---------- Data supplied

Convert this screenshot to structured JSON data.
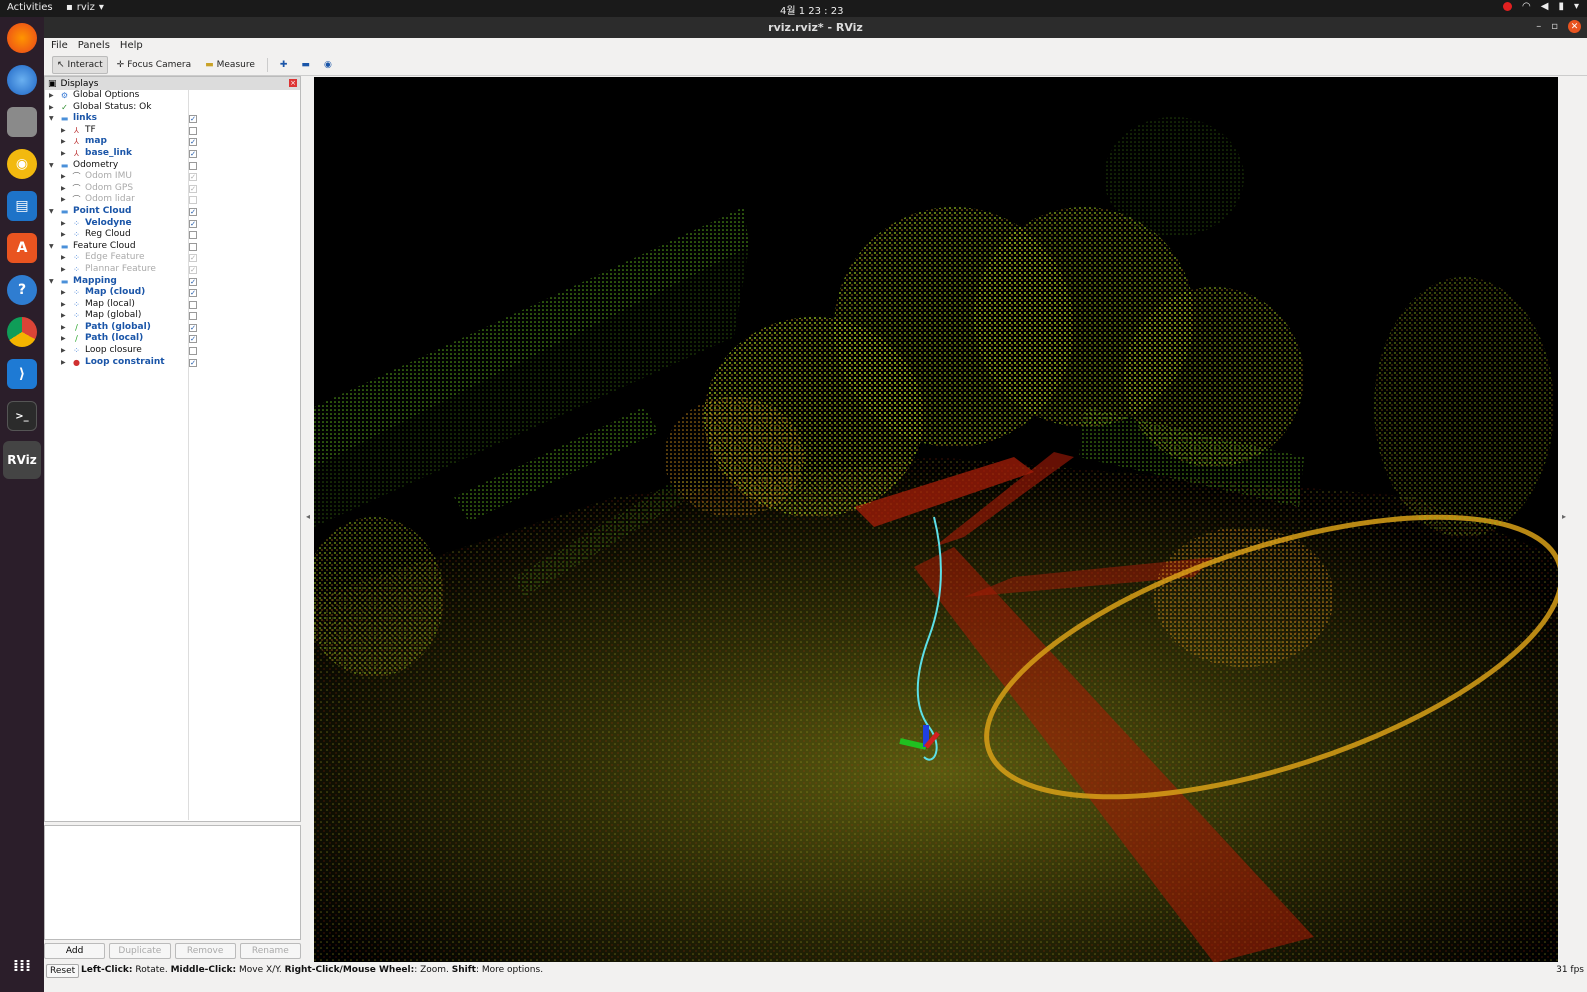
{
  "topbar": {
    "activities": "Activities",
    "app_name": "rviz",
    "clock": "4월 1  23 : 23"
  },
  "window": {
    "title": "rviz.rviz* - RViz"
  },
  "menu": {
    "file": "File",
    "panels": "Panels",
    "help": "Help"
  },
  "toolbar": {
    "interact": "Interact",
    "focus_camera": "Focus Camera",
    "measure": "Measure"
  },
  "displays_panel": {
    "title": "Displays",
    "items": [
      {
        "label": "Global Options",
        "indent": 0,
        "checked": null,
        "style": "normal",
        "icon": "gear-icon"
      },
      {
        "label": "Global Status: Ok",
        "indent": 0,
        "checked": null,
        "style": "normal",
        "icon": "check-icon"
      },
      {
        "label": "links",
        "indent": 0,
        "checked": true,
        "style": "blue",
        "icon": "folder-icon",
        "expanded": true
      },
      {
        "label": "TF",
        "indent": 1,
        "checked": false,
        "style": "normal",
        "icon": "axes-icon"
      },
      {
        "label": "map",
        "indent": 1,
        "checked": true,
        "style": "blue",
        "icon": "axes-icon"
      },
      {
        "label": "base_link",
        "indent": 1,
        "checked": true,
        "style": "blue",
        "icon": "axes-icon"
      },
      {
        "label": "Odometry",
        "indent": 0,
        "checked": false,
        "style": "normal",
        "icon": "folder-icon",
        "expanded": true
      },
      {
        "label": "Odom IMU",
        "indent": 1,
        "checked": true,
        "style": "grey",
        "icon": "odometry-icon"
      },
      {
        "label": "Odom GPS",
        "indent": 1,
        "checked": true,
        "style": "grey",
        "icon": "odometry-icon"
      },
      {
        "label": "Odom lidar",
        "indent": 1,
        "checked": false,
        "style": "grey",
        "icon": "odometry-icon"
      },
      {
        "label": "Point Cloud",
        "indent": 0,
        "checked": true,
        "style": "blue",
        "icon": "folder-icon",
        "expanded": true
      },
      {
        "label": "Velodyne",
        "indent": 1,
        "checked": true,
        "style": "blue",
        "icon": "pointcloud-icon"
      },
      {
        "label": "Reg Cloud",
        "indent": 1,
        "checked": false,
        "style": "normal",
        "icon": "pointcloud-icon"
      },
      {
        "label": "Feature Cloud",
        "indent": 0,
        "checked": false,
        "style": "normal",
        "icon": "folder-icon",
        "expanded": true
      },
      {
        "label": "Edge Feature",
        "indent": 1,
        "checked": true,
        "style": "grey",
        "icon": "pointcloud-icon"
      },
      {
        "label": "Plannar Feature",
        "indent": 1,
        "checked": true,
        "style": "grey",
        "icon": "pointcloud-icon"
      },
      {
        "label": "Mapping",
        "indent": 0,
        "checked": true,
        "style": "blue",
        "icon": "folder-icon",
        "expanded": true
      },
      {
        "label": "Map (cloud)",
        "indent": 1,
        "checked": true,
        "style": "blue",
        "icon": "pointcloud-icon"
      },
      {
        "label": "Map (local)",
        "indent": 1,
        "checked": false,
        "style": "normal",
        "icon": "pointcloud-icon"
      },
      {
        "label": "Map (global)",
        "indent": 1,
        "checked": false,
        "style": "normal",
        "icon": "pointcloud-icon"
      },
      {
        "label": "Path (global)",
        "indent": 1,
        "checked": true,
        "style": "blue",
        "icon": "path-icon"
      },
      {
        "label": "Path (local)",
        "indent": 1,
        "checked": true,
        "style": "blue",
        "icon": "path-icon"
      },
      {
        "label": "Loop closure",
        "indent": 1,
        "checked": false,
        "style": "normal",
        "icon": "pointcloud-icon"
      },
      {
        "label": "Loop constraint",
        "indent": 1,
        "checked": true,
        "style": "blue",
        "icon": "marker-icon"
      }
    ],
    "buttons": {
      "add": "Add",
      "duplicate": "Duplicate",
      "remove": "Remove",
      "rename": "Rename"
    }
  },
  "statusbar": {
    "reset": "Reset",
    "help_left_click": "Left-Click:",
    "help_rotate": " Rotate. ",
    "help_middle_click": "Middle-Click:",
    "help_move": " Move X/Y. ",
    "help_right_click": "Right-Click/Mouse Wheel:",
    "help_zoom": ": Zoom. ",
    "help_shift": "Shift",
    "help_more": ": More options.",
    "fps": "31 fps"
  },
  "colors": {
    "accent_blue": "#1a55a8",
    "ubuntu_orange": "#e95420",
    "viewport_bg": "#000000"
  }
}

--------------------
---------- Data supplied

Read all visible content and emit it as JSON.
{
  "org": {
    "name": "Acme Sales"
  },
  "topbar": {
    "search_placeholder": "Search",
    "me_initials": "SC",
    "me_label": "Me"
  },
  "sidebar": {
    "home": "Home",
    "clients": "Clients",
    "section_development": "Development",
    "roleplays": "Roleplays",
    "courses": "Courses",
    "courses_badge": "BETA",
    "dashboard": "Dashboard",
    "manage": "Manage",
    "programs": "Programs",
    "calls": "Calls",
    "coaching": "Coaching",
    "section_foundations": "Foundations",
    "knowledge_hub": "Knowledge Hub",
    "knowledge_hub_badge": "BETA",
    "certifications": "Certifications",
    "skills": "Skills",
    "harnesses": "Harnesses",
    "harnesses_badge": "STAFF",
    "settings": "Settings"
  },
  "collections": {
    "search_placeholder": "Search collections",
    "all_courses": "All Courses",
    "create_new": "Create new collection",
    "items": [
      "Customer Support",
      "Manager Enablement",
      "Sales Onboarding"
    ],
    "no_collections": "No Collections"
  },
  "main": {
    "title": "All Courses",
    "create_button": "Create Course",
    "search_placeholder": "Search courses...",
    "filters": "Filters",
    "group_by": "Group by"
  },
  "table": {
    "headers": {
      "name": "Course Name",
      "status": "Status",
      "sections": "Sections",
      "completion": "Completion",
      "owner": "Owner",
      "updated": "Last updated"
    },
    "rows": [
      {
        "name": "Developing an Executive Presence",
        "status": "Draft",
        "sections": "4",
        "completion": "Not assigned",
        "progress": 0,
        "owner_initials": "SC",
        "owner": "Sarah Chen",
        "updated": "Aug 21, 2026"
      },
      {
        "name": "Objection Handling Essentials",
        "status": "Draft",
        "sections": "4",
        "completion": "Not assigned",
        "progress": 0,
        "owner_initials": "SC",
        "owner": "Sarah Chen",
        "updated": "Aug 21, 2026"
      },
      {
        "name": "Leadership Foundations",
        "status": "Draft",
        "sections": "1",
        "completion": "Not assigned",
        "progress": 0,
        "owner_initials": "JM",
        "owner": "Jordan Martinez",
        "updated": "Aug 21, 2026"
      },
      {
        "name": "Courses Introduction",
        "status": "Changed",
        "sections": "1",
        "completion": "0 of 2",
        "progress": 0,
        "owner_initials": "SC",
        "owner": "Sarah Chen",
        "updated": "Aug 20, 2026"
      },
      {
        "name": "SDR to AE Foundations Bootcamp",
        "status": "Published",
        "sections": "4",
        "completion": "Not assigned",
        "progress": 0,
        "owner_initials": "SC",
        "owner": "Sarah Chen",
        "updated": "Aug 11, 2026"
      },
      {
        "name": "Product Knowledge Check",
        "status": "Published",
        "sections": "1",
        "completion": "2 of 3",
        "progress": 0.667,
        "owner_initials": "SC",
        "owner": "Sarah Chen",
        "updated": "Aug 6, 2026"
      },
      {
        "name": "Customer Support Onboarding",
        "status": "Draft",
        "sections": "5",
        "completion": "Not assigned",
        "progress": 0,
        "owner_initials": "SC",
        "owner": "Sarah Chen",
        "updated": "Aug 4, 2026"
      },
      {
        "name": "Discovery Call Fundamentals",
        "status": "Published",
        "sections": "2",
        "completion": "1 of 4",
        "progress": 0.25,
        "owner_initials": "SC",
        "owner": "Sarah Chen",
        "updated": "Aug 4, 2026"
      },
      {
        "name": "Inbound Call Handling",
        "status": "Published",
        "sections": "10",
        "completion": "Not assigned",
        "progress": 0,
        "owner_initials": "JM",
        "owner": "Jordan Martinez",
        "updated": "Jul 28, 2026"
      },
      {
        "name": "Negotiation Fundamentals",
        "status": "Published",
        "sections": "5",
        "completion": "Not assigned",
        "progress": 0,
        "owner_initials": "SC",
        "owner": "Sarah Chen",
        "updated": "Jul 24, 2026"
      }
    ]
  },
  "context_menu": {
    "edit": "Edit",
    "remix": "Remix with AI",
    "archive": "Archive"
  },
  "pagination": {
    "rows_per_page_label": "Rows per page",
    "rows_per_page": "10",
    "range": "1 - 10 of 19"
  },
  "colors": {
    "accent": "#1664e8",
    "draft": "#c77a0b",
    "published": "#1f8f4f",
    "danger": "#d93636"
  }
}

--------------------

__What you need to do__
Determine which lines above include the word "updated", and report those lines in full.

__Solved problem__
      "updated": "Last updated"
        "updated": "Aug 21, 2026"
        "updated": "Aug 21, 2026"
        "updated": "Aug 21, 2026"
        "updated": "Aug 20, 2026"
        "updated": "Aug 11, 2026"
        "updated": "Aug 6, 2026"
        "updated": "Aug 4, 2026"
        "updated": "Aug 4, 2026"
        "updated": "Jul 28, 2026"
        "updated": "Jul 24, 2026"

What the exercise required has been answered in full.